“Thoughts and prayers to former teammate and friend Jim Corsi,” former Red Sox pitcher Curt Schilling wrote on Twitter. “Funny, talented as hell and a good heart. Thinking of you my friend.”

“He’s not just your friend, he had like 24 other friends on the team, and not too many guys have that,” said former teammate Dennis Eckersley via Michael Silverman. “Jim was as friendly as anything to everybody.”

Mike Lefkow, who covered Corsi when he pitched in Oakland, said there wasn’t a nicer man in all of sports.

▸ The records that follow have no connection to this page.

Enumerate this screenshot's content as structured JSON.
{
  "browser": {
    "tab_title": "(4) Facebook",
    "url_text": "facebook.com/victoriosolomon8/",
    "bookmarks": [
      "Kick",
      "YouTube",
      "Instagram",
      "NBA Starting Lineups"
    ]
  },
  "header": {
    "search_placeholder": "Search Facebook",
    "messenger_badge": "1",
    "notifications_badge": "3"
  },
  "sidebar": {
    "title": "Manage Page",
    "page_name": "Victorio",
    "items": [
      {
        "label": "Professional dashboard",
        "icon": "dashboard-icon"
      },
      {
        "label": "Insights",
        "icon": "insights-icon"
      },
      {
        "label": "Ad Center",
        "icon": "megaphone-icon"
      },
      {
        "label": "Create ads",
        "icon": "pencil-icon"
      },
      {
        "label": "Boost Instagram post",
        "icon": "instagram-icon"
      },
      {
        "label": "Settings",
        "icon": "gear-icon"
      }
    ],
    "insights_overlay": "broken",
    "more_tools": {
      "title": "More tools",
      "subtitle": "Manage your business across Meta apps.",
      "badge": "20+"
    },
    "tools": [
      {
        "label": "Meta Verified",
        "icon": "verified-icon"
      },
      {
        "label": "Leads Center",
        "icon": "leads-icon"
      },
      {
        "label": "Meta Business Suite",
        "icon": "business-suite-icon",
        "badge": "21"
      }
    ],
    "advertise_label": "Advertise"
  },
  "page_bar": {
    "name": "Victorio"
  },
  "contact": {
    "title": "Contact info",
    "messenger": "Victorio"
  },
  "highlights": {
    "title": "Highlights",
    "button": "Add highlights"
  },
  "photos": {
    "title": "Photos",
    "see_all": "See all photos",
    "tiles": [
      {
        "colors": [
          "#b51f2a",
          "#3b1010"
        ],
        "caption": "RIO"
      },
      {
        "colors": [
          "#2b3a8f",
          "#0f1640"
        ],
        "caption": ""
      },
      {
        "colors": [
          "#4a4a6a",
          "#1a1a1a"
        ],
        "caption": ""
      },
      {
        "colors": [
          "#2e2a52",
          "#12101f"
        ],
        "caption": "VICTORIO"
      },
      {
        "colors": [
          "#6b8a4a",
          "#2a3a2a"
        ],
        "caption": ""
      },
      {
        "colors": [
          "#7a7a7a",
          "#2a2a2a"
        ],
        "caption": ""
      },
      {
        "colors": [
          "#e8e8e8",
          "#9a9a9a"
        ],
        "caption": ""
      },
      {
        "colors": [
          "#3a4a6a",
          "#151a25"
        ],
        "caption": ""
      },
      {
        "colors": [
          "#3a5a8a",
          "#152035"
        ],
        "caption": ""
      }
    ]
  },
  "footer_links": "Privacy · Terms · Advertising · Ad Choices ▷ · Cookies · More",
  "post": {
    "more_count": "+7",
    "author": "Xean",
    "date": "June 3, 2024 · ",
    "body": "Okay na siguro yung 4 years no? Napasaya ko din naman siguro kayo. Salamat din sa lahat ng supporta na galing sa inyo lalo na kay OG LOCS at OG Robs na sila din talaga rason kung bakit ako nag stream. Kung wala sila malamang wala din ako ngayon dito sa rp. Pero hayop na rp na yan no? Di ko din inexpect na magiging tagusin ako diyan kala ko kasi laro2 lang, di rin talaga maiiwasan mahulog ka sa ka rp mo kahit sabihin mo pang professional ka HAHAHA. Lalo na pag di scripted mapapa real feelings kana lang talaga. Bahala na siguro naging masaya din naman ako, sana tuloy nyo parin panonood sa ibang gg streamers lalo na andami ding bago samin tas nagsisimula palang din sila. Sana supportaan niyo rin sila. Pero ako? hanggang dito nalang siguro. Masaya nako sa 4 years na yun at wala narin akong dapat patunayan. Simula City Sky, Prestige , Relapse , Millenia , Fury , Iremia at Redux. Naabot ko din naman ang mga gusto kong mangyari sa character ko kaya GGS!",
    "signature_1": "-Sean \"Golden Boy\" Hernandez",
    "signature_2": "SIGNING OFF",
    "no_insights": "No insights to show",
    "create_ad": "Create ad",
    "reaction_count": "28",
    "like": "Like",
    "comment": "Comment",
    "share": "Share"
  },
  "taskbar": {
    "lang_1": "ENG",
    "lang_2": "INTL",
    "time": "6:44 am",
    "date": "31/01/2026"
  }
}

“Many of you won’t remember onetime A’s reliever Jim Corsi, but for those of us who covered him, I can’t imagine there being a more decent human being in sports — high school, college or pro,” Lefkow wrote on Twitter.

Corsi left behind a beautiful family and loads of friends. He’s gone too soon at age 60.